Kennesaw State University's Southeast Purchasing Managers Index (PMI) increased from 56.8 in February to 59.9 in March. (A reading above 50 indicates expanding manufacturing activity; below 50, contracting activity; and exactly 50, no expansion or contraction.) The 3.1 point increase was attributed to continued gains in production, employment, and new orders. The new orders component gained 2 index points to reach 67.1, while the production component experienced another sharp monthly increase of 9.5 index points to reach 70.0.

Transportation and Trade

Trucking and Railway
Freight indicators continued to improve in March. According to the Cass Volume Freight Index (obtained by a broader base of shipping companies), freight volume levels increased 7.6 percent ahead of March 2009. Cass data suggest that although freight demand is improving from last year's low levels, the sector's recovery is not conclusive. The American Trucking Associations (ATA) truck tonnage index for March jumped 7.5 percent over March 2009, the fourth consecutive positive year-to-year comparison. ATA economists added that although demand and supply situations are steadily improving, making up ground lost during the recession will take some time.

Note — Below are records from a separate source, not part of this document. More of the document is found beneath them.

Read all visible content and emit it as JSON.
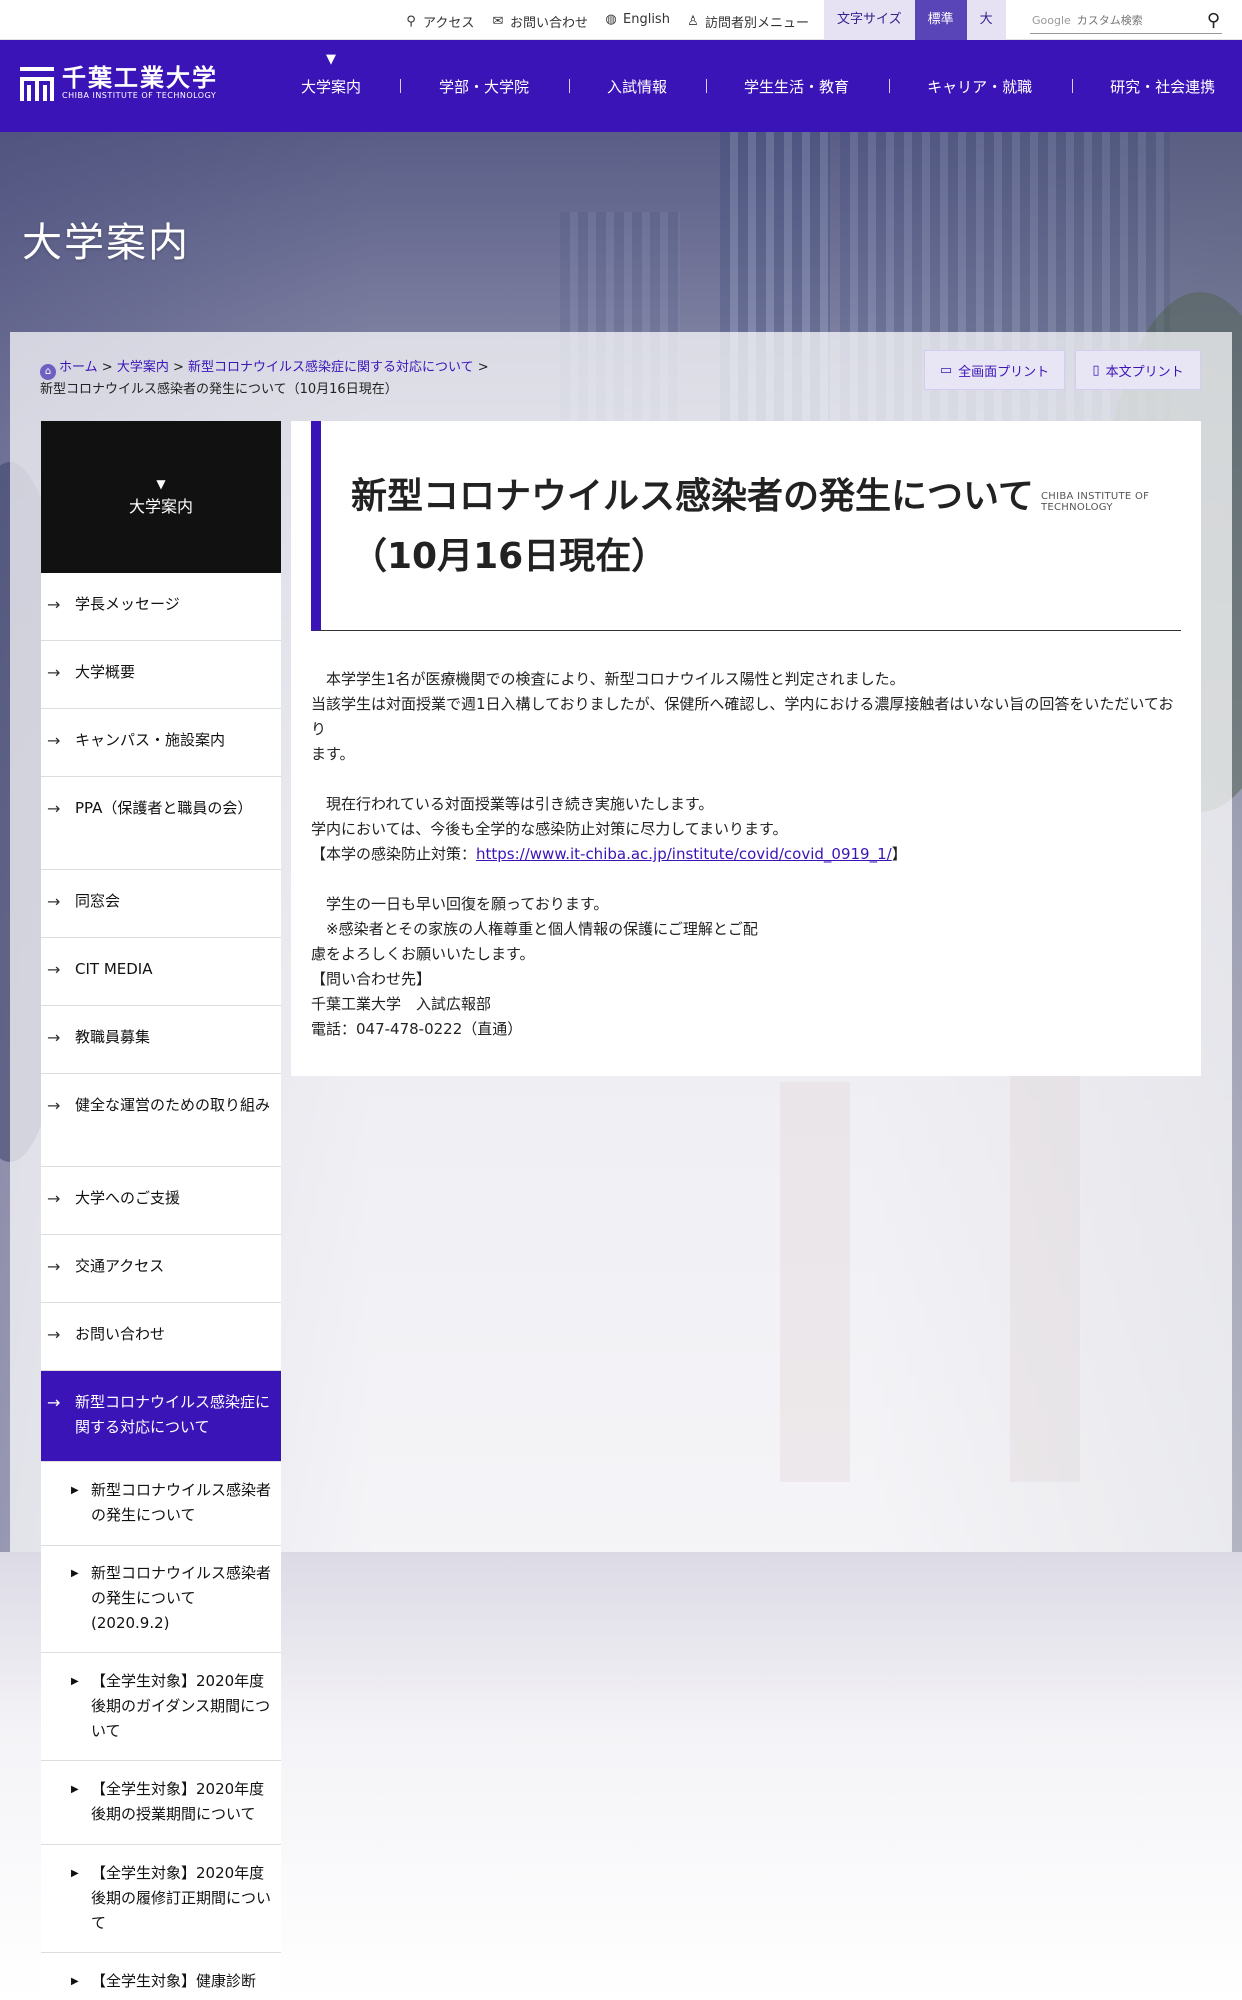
{
  "utility": {
    "access": "アクセス",
    "contact": "お問い合わせ",
    "english": "English",
    "visitor_menu": "訪問者別メニュー",
    "fontsize_label": "文字サイズ",
    "fontsize_standard": "標準",
    "fontsize_large": "大",
    "search_brand": "Google",
    "search_placeholder": "カスタム検索"
  },
  "header": {
    "logo_jp": "千葉工業大学",
    "logo_en": "CHIBA INSTITUTE OF TECHNOLOGY",
    "nav": [
      "大学案内",
      "学部・大学院",
      "入試情報",
      "学生生活・教育",
      "キャリア・就職",
      "研究・社会連携"
    ]
  },
  "hero": {
    "title": "大学案内"
  },
  "breadcrumb": {
    "home": "ホーム",
    "level1": "大学案内",
    "level2": "新型コロナウイルス感染症に関する対応について",
    "current": "新型コロナウイルス感染者の発生について（10月16日現在）",
    "sep": ">"
  },
  "print": {
    "full": "全画面プリント",
    "body": "本文プリント"
  },
  "sidebar": {
    "head": "大学案内",
    "items": [
      "学長メッセージ",
      "大学概要",
      "キャンパス・施設案内",
      "PPA（保護者と職員の会）",
      "同窓会",
      "CIT MEDIA",
      "教職員募集",
      "健全な運営のための取り組み",
      "大学へのご支援",
      "交通アクセス",
      "お問い合わせ"
    ],
    "active": "新型コロナウイルス感染症に関する対応について",
    "subitems": [
      "新型コロナウイルス感染者の発生について",
      "新型コロナウイルス感染者の発生について(2020.9.2)",
      "【全学生対象】2020年度後期のガイダンス期間について",
      "【全学生対象】2020年度後期の授業期間について",
      "【全学生対象】2020年度後期の履修訂正期間について",
      "【全学生対象】健康診断"
    ]
  },
  "article": {
    "title": "新型コロナウイルス感染者の発生について（10月16日現在）",
    "title_en": "CHIBA INSTITUTE OF TECHNOLOGY",
    "p1_line1": "本学学生1名が医療機関での検査により、新型コロナウイルス陽性と判定されました。",
    "p1_line2": "当該学生は対面授業で週1日入構しておりましたが、保健所へ確認し、学内における濃厚接触者はいない旨の回答をいただいており",
    "p1_line3": "ます。",
    "p2_line1": "現在行われている対面授業等は引き続き実施いたします。",
    "p2_line2": "学内においては、今後も全学的な感染防止対策に尽力してまいります。",
    "p2_line3_prefix": "【本学の感染防止対策：",
    "p2_link": "https://www.it-chiba.ac.jp/institute/covid/covid_0919_1/",
    "p2_line3_suffix": "】",
    "p3_line1": "学生の一日も早い回復を願っております。",
    "p3_line2": "※感染者とその家族の人権尊重と個人情報の保護にご理解とご配",
    "p3_line3": "慮をよろしくお願いいたします。",
    "contact_head": "【問い合わせ先】",
    "contact_org": "千葉工業大学　入試広報部",
    "contact_tel": "電話：047-478-0222（直通）"
  }
}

The Association of American Railroads reported that rail shipments through early April were up 16 percent from a weak pace in early 2009. Metals shipments led growth in carload numbers, while the pace of motor vehicles and chemicals moderated from previous weeks. Despite some volatility of construction-related shipments, their recent pace is still showing the upward trend reported in earlier weeks.

International Trade
According to U.S. Department of Commerce data, the value of international shipments passing though District ports in early 2010 continued to decline but at a slower pace than in late 2009. Through the year ending February 2010, regional imports fell 23.4 percent from comparable year-earlier levels, while exports dropped 10.5 percent. All regional ports experienced declines in trade, with Mobile, New Orleans, and Tampa posting the biggest declines in imports and exports.

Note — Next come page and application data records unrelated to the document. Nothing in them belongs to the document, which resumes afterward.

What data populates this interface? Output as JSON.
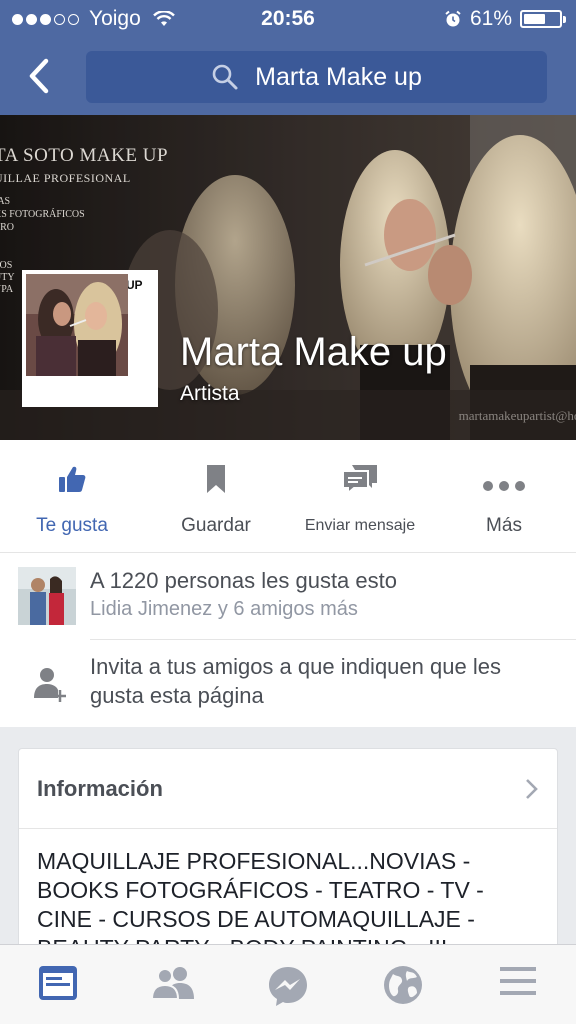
{
  "status_bar": {
    "carrier": "Yoigo",
    "time": "20:56",
    "battery_percent": "61%",
    "battery_level": 0.61
  },
  "search": {
    "query": "Marta Make up"
  },
  "cover": {
    "caption_title": "TA SOTO MAKE UP",
    "caption_subtitle": "UILLAE PROFESIONAL",
    "caption_list": [
      "IAS",
      "KS FOTOGRÁFICOS",
      "TRO"
    ],
    "caption_list2": [
      "SOS",
      "UTY",
      "YPA"
    ],
    "watermark": "martamakeupartist@hot"
  },
  "profile": {
    "logo_text": "#MARTA MAKE UP",
    "name": "Marta Make up",
    "category": "Artista"
  },
  "actions": [
    {
      "label": "Te gusta",
      "icon": "thumbs-up-icon"
    },
    {
      "label": "Guardar",
      "icon": "bookmark-icon"
    },
    {
      "label": "Enviar mensaje",
      "icon": "message-icon"
    },
    {
      "label": "Más",
      "icon": "more-icon"
    }
  ],
  "likes": {
    "count_text": "A 1220 personas les gusta esto",
    "friends_text": "Lidia Jimenez y 6 amigos más"
  },
  "invite": {
    "text": "Invita a tus amigos a que indiquen que les gusta esta página"
  },
  "info": {
    "title": "Información",
    "body": "MAQUILLAJE PROFESIONAL...NOVIAS - BOOKS FOTOGRÁFICOS - TEATRO - TV - CINE - CURSOS DE AUTOMAQUILLAJE - BEAUTY PARTY - BODY PAINTING - III"
  },
  "tabs": [
    {
      "icon": "news-feed-icon",
      "active": true
    },
    {
      "icon": "friends-icon",
      "active": false
    },
    {
      "icon": "messenger-icon",
      "active": false
    },
    {
      "icon": "globe-icon",
      "active": false
    },
    {
      "icon": "menu-icon",
      "active": false
    }
  ],
  "colors": {
    "header": "#4e69a2",
    "search_bg": "#3b5998",
    "accent": "#4267b2",
    "tab_inactive": "#a3a8b3"
  }
}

Energy Production

The U.S. Energy Information Administration (EIA) reported that Gulf Coast crude oil inventories have continued to increase from their seasonal low in mid-December, rising by 33 million barrels over the 17 weeks ending April 16. Despite a 2 percent decline in the first two weeks of April, crude stocks are near the top of their average range for this time of year. Gulf Coast gasoline inventories remain above their seasonal average, hovering above 72 million barrels for the past several weeks.

Production and Refining
According to the EIA's short-term outlook, national crude oil production averaged 5.32 million barrels per day in 2009 and is expected to increase 3.8 percent in 2010. District states produced an average of 1.5 million barrels of crude oil per day since the beginning of 2010, up 11 percent from the same period in 2009, when crude prices were at record lows.

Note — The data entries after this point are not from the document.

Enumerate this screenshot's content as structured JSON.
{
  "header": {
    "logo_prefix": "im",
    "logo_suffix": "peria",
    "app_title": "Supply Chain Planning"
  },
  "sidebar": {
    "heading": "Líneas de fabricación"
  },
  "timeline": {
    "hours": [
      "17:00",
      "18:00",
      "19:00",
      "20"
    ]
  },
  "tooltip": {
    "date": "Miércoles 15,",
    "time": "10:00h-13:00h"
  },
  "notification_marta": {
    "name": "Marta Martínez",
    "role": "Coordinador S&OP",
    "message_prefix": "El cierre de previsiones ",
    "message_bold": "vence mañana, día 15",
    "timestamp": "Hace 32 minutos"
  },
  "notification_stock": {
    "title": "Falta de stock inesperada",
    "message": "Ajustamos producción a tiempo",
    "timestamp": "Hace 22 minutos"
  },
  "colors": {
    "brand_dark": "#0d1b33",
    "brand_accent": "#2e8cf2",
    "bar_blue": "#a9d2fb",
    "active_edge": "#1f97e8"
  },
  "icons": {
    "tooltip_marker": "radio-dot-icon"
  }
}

Gulf Coast refineries operated at 78.5 percent of their operable capacity in January, down 4.5 percentage points from December and 3.1 percentage points year over year.

Automobile Production

Through mid-April, District vehicle production was up sharply from low readings reported in 2009, but production was still far below levels reported in 2008. Gains in production are still uneven across manufacturers and vehicle segments. About two-thirds of the increase in vehicle assemblies in March came from Toyota, Ford, and GM, companies that benefitted from a strong consumer response to their incentive programs. According to industry contacts, most automakers are still careful to set production plans ahead of demand levels. March's inventory levels are about seventeen days below the historical norm for this time of year.

Regarding idled or suspended regional assembly plants, the near term is still uncertain. GM has decided not to reopen its Springhill Tennessee facility.